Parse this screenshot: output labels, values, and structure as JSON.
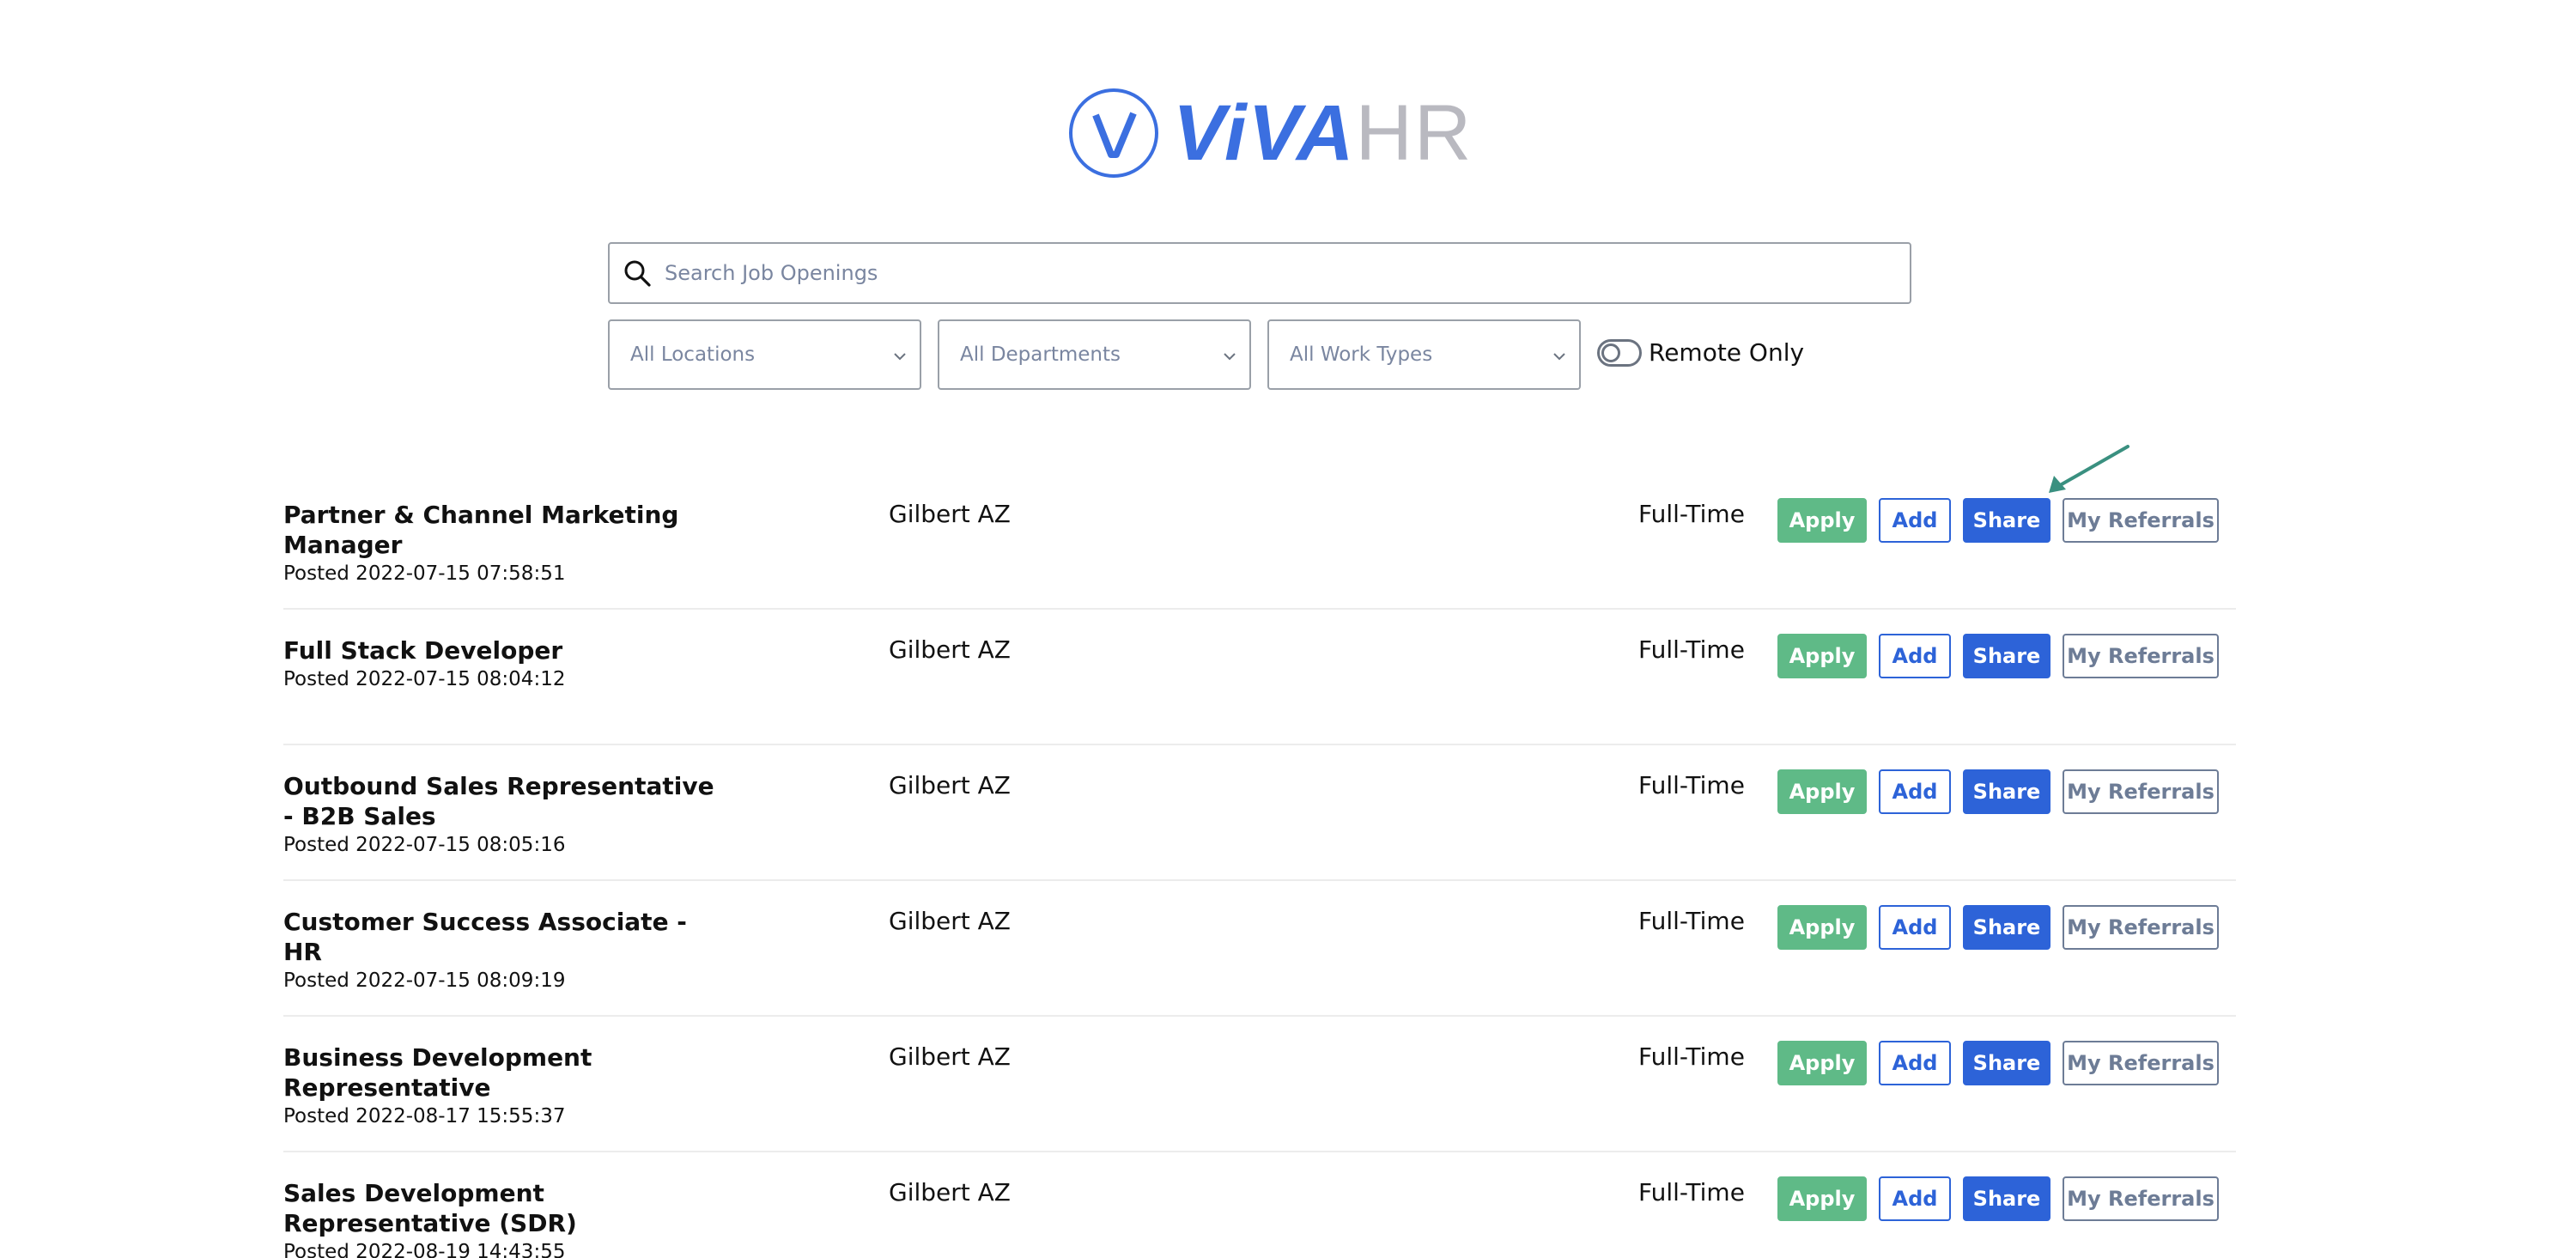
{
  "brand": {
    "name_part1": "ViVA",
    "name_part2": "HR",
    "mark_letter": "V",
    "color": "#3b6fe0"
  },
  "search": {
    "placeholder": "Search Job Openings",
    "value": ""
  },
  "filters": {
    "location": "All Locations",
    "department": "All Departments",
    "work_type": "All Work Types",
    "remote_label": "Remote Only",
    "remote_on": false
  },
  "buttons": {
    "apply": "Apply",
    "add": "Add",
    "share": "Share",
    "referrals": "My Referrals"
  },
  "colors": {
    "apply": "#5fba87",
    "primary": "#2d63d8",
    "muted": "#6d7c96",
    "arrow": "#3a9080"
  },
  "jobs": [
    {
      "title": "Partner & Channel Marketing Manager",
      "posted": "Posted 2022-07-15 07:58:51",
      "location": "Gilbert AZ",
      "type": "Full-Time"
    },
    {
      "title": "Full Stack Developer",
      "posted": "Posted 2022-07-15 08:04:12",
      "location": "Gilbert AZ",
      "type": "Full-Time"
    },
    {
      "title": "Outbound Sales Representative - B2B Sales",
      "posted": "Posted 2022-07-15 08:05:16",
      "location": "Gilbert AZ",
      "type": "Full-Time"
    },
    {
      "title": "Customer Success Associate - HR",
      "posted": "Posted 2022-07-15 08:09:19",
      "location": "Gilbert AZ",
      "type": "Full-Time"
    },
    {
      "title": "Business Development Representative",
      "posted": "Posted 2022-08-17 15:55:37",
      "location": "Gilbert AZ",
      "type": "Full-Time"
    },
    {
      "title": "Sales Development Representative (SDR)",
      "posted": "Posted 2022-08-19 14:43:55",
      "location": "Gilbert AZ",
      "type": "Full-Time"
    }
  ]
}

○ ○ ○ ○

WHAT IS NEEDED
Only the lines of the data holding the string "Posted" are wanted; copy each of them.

EXERCISE RESULT
      "posted": "Posted 2022-07-15 07:58:51",
      "posted": "Posted 2022-07-15 08:04:12",
      "posted": "Posted 2022-07-15 08:05:16",
      "posted": "Posted 2022-07-15 08:09:19",
      "posted": "Posted 2022-08-17 15:55:37",
      "posted": "Posted 2022-08-19 14:43:55",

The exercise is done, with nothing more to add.